Tamim Ansary's Destiny Disrupted exposes western blind sides in relation to Islam
Tamim Ansary is a gifted writer whose 2002 memoir West of Kabul, East of New York: An Afghan American Story is a must-read for anyone wanting to know more about Afghanistan. In this funny, touching book, Ansary, son of an Afghan father and American mother, recalls growing up in a traditional village and later traveling to the United States, where he wound up at Reed College in Portland, Ore., then moved on to San Francisco.
In his new book Destiny Disrupted: A History of the World Through Islamic Eyes (PublicAffairs, 416 pages, $26.95), Ansary sets out to fill the noticeable Islamic gap in English-language world histories. Ansary concedes Edward Said's point that the West's view of Islam has been highly "Orientalist" — prone to emphasize sinister "otherness." But, Ansary writes, "more intriguing ... is the relative absence of any depictions at all." While working as an editor on a world history textbook for U.S. high schools, Ansary fought for inclusion of more Islamic history. His colleagues on the project were less than receptive. In the end, Islam was the focus of just one of 30 chapters.
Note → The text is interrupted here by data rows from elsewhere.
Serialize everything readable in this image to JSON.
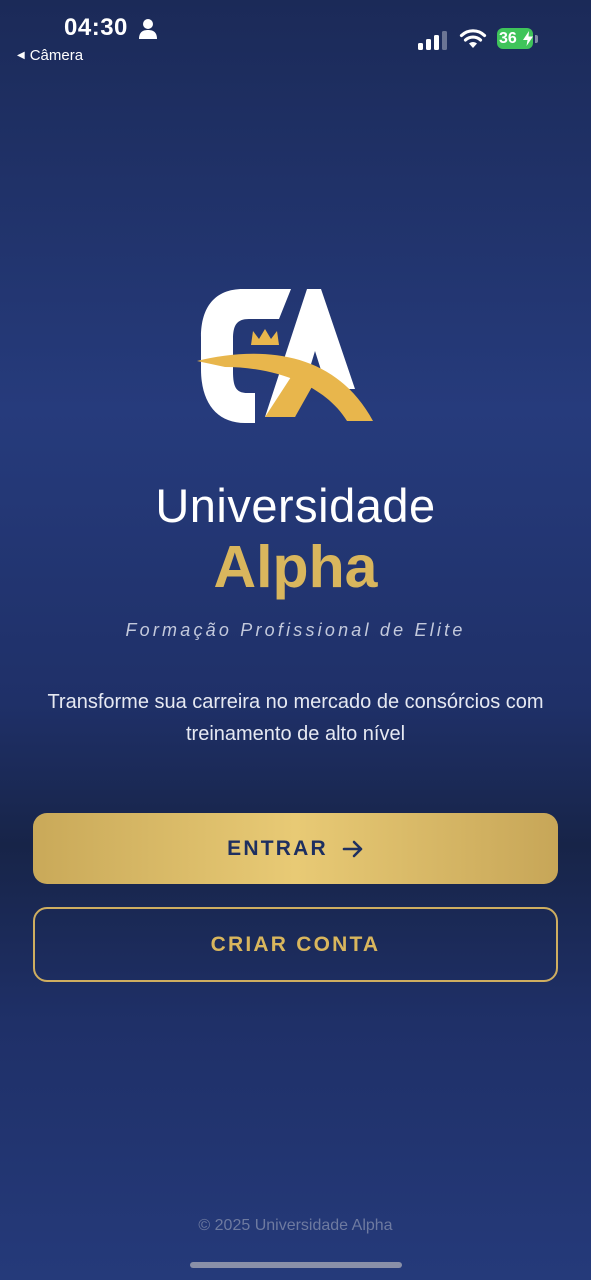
{
  "status_bar": {
    "time": "04:30",
    "back_label": "Câmera",
    "battery_level": "36",
    "battery_color": "#3fc45a",
    "icons": [
      "person-icon",
      "signal-icon",
      "wifi-icon",
      "battery-icon"
    ]
  },
  "brand": {
    "name_line1": "Universidade",
    "name_line2": "Alpha",
    "tagline": "Formação Profissional de Elite",
    "description": "Transforme sua carreira no mercado de consórcios com treinamento de alto nível"
  },
  "actions": {
    "enter_label": "ENTRAR",
    "create_label": "CRIAR CONTA"
  },
  "footer": {
    "copyright": "© 2025 Universidade Alpha"
  },
  "colors": {
    "gold": "#d9b65d",
    "navy": "#1f3068",
    "text_dark": "#1e2f60"
  }
}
Ansary writes: "In short, less than a year before September 11, 2001, the consensus of expert opinion was telling me that Islam was a relatively minor phenomenon whose impact had ended long before the Renaissance. If you went strictly by our table of contents, you would never guess Islam still existed."
Destiny Disrupted is a one-stop antidote to that problem. The prose is fun to read, often graceful and never dull, and steers clear of academic jargon. If school textbooks aspired to this level of writing, there would be fewer bored, uninspired kids in the world.
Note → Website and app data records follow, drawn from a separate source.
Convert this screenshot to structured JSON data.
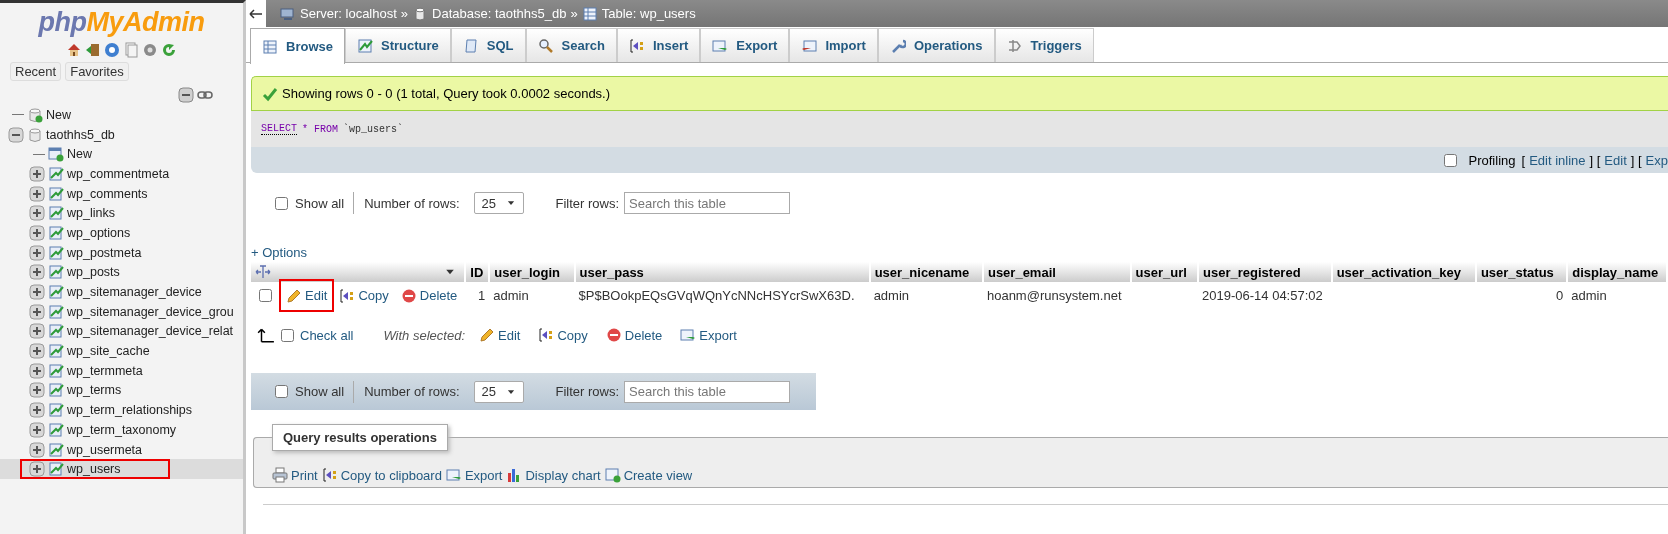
{
  "sidebar": {
    "logo": [
      "php",
      "MyAdmin"
    ],
    "buttons": [
      "Recent",
      "Favorites"
    ],
    "tree": [
      {
        "kind": "new",
        "label": "New"
      },
      {
        "kind": "database",
        "label": "taothhs5_db",
        "expanded": true,
        "children": [
          {
            "kind": "new",
            "label": "New"
          },
          {
            "kind": "table",
            "label": "wp_commentmeta",
            "expanded": false,
            "selected": false,
            "highlighted": false
          },
          {
            "kind": "table",
            "label": "wp_comments",
            "expanded": false,
            "selected": false,
            "highlighted": false
          },
          {
            "kind": "table",
            "label": "wp_links",
            "expanded": false,
            "selected": false,
            "highlighted": false
          },
          {
            "kind": "table",
            "label": "wp_options",
            "expanded": false,
            "selected": false,
            "highlighted": false
          },
          {
            "kind": "table",
            "label": "wp_postmeta",
            "expanded": false,
            "selected": false,
            "highlighted": false
          },
          {
            "kind": "table",
            "label": "wp_posts",
            "expanded": false,
            "selected": false,
            "highlighted": false
          },
          {
            "kind": "table",
            "label": "wp_sitemanager_device",
            "expanded": false,
            "selected": false,
            "highlighted": false
          },
          {
            "kind": "table",
            "label": "wp_sitemanager_device_grou",
            "expanded": false,
            "selected": false,
            "highlighted": false
          },
          {
            "kind": "table",
            "label": "wp_sitemanager_device_relat",
            "expanded": false,
            "selected": false,
            "highlighted": false
          },
          {
            "kind": "table",
            "label": "wp_site_cache",
            "expanded": false,
            "selected": false,
            "highlighted": false
          },
          {
            "kind": "table",
            "label": "wp_termmeta",
            "expanded": false,
            "selected": false,
            "highlighted": false
          },
          {
            "kind": "table",
            "label": "wp_terms",
            "expanded": false,
            "selected": false,
            "highlighted": false
          },
          {
            "kind": "table",
            "label": "wp_term_relationships",
            "expanded": false,
            "selected": false,
            "highlighted": false
          },
          {
            "kind": "table",
            "label": "wp_term_taxonomy",
            "expanded": false,
            "selected": false,
            "highlighted": false
          },
          {
            "kind": "table",
            "label": "wp_usermeta",
            "expanded": false,
            "selected": false,
            "highlighted": false
          },
          {
            "kind": "table",
            "label": "wp_users",
            "expanded": false,
            "selected": true,
            "highlighted": true
          }
        ]
      }
    ]
  },
  "breadcrumb": [
    "Server: localhost",
    "»",
    "Database: taothhs5_db",
    "»",
    "Table: wp_users"
  ],
  "tabs": [
    {
      "label": "Browse",
      "selected": true
    },
    {
      "label": "Structure",
      "selected": false
    },
    {
      "label": "SQL",
      "selected": false
    },
    {
      "label": "Search",
      "selected": false
    },
    {
      "label": "Insert",
      "selected": false
    },
    {
      "label": "Export",
      "selected": false
    },
    {
      "label": "Import",
      "selected": false
    },
    {
      "label": "Operations",
      "selected": false
    },
    {
      "label": "Triggers",
      "selected": false
    }
  ],
  "message": "Showing rows 0 - 0 (1 total, Query took 0.0002 seconds.)",
  "sql": [
    "SELECT",
    "* FROM",
    "`wp_users`"
  ],
  "profiling": {
    "checked": false,
    "label": "Profiling",
    "parts": [
      {
        "kind": "text",
        "text": "["
      },
      {
        "kind": "link",
        "text": "Edit inline"
      },
      {
        "kind": "text",
        "text": "] ["
      },
      {
        "kind": "link",
        "text": "Edit"
      },
      {
        "kind": "text",
        "text": "] ["
      },
      {
        "kind": "link",
        "text": "Exp"
      }
    ]
  },
  "navigation": [
    {
      "show_all": {
        "label": "Show all",
        "checked": false
      },
      "rows_label": "Number of rows:",
      "rows_value": "25",
      "filter_label": "Filter rows:",
      "placeholder": "Search this table"
    },
    {
      "show_all": {
        "label": "Show all",
        "checked": false
      },
      "rows_label": "Number of rows:",
      "rows_value": "25",
      "filter_label": "Filter rows:",
      "placeholder": "Search this table"
    }
  ],
  "options_link": "+ Options",
  "table": {
    "columns": [
      "ID",
      "user_login",
      "user_pass",
      "user_nicename",
      "user_email",
      "user_url",
      "user_registered",
      "user_activation_key",
      "user_status",
      "display_name"
    ],
    "rows": [
      {
        "checked": false,
        "actions": [
          {
            "label": "Edit",
            "highlighted": true
          },
          {
            "label": "Copy",
            "highlighted": false
          },
          {
            "label": "Delete",
            "highlighted": false
          }
        ],
        "cells": [
          "1",
          "admin",
          "$P$BOokpEQsGVqWQnYcNNcHSYcrSwX63D.",
          "admin",
          "hoanm@runsystem.net",
          "",
          "2019-06-14 04:57:02",
          "",
          "0",
          "admin"
        ]
      }
    ]
  },
  "bulk": {
    "check_all": {
      "label": "Check all",
      "checked": false
    },
    "with_selected": "With selected:",
    "actions": [
      "Edit",
      "Copy",
      "Delete",
      "Export"
    ]
  },
  "operations": {
    "legend": "Query results operations",
    "links": [
      "Print",
      "Copy to clipboard",
      "Export",
      "Display chart",
      "Create view"
    ]
  }
}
Ansary is adept at culling from and distilling dense histories to present an Islamic view of world history that acknowledges and teases out various competing strains of Islamic thought. The book presents Islam not only as a religion, but as a social project that takes on political and economic questions and includes a complete system of civil and criminal law. Ansary doesn't have one particular ideological ax to grind, and is clearly a secular, cosmopolitan intellectual comfortable with ambiguity, paradox, and nuance. He refrains from excessive editorializing, but is also not afraid to call a spade a spade when he's discussing massacres, wars, or imperial conquest.
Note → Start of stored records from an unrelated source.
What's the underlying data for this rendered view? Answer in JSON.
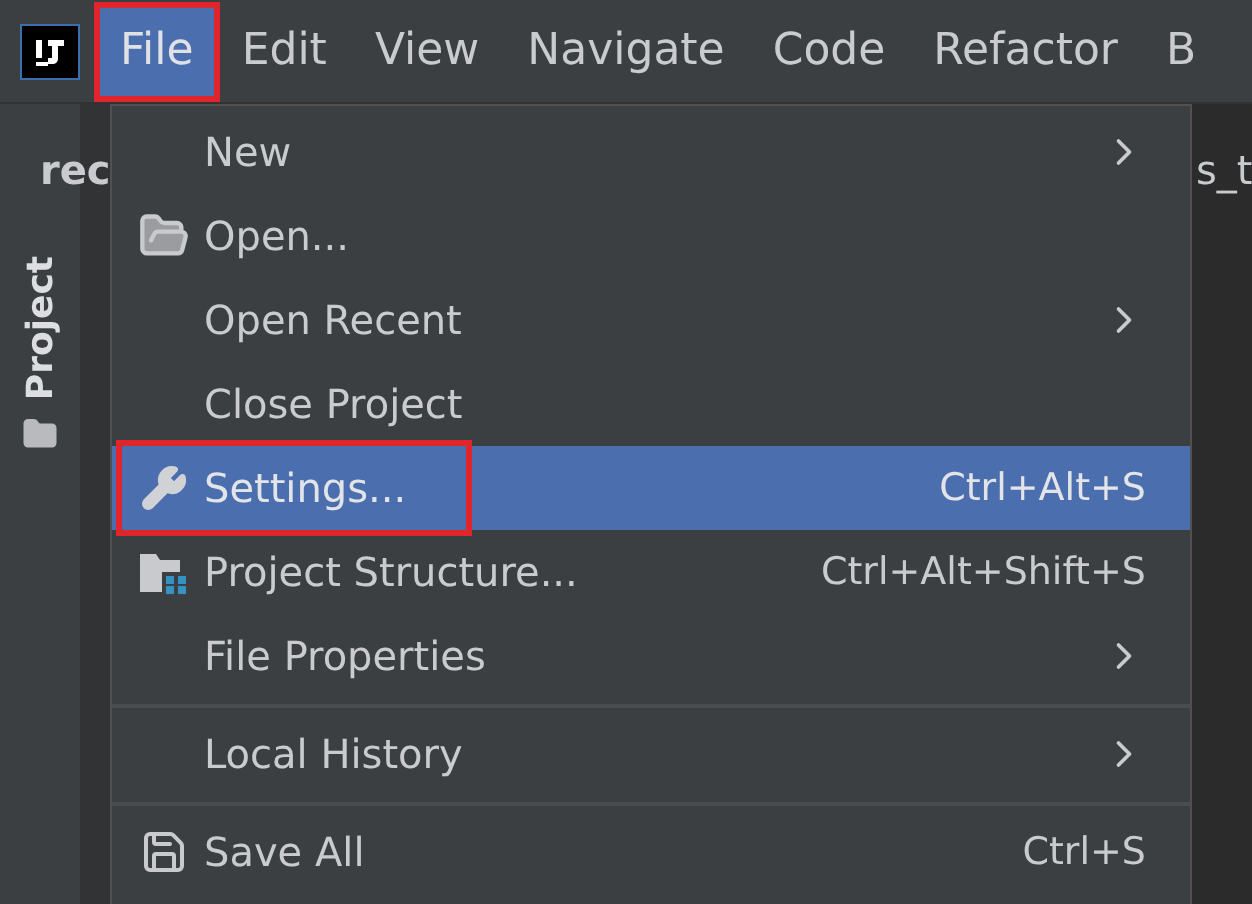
{
  "menubar": {
    "items": [
      {
        "label": "File",
        "selected": true,
        "marked": true
      },
      {
        "label": "Edit",
        "selected": false,
        "marked": false
      },
      {
        "label": "View",
        "selected": false,
        "marked": false
      },
      {
        "label": "Navigate",
        "selected": false,
        "marked": false
      },
      {
        "label": "Code",
        "selected": false,
        "marked": false
      },
      {
        "label": "Refactor",
        "selected": false,
        "marked": false
      },
      {
        "label": "B",
        "selected": false,
        "marked": false
      }
    ]
  },
  "left_panel": {
    "tab_text": "rec",
    "tool_tab": "Project"
  },
  "right_panel": {
    "tab_text": "s_t"
  },
  "file_menu": {
    "items": [
      {
        "kind": "plain",
        "label": "New",
        "submenu": true,
        "selected": false,
        "marked": false
      },
      {
        "kind": "open",
        "label": "Open...",
        "submenu": false,
        "selected": false,
        "marked": false
      },
      {
        "kind": "plain",
        "label": "Open Recent",
        "submenu": true,
        "selected": false,
        "marked": false
      },
      {
        "kind": "plain",
        "label": "Close Project",
        "submenu": false,
        "selected": false,
        "marked": false
      },
      {
        "kind": "settings",
        "label": "Settings...",
        "shortcut": "Ctrl+Alt+S",
        "submenu": false,
        "selected": true,
        "marked": true
      },
      {
        "kind": "structure",
        "label": "Project Structure...",
        "shortcut": "Ctrl+Alt+Shift+S",
        "submenu": false,
        "selected": false,
        "marked": false
      },
      {
        "kind": "plain",
        "label": "File Properties",
        "submenu": true,
        "selected": false,
        "marked": false
      },
      {
        "kind": "separator"
      },
      {
        "kind": "plain",
        "label": "Local History",
        "submenu": true,
        "selected": false,
        "marked": false
      },
      {
        "kind": "separator"
      },
      {
        "kind": "save",
        "label": "Save All",
        "shortcut": "Ctrl+S",
        "submenu": false,
        "selected": false,
        "marked": false
      }
    ]
  }
}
Here's Ansary on Egypt in the 1930s: "Egypt would get an elected parliament, but this parliament's decisions must be approved by British authorities in Cairo. Beyond these few points, Egypt was to consider itself sovereign, independent, and free. Egypt quickly developed a full-fledged (secular modernist) independence movement, of course, which offended the British, because why would an independent country need an independence movement? Didn't they get the memo? Apparently not."
Ansary doesn't apologize for the harsher aspects of Islamic fundamentalism. In one of the book's more depressing passages, he writes that he doesn't see how the Muslim "divided world view" on separation of the sexes can coexist in a single society with more Western ideas of gender mingling. Ansary doesn't offer a solution to that conundrum, but calls for Muslim intellectuals to grapple with it. Unfortunately, the thinkers he cites doing such work are Iranians now largely discredited in their own society as the U.S. ratchets up pressure on their homeland, tainting anyone associated with Western ideas.
As President Obama continues George W. Bush's policies of military occupation in Afghanistan, it's to be hoped that books such as Destiny Disrupted and thinkers like Ansary inspire Americans to start thinking about the Muslim world in new ways. Ideally, these new approaches won't include aerial bombing of civilians and other forms of "collateral damage."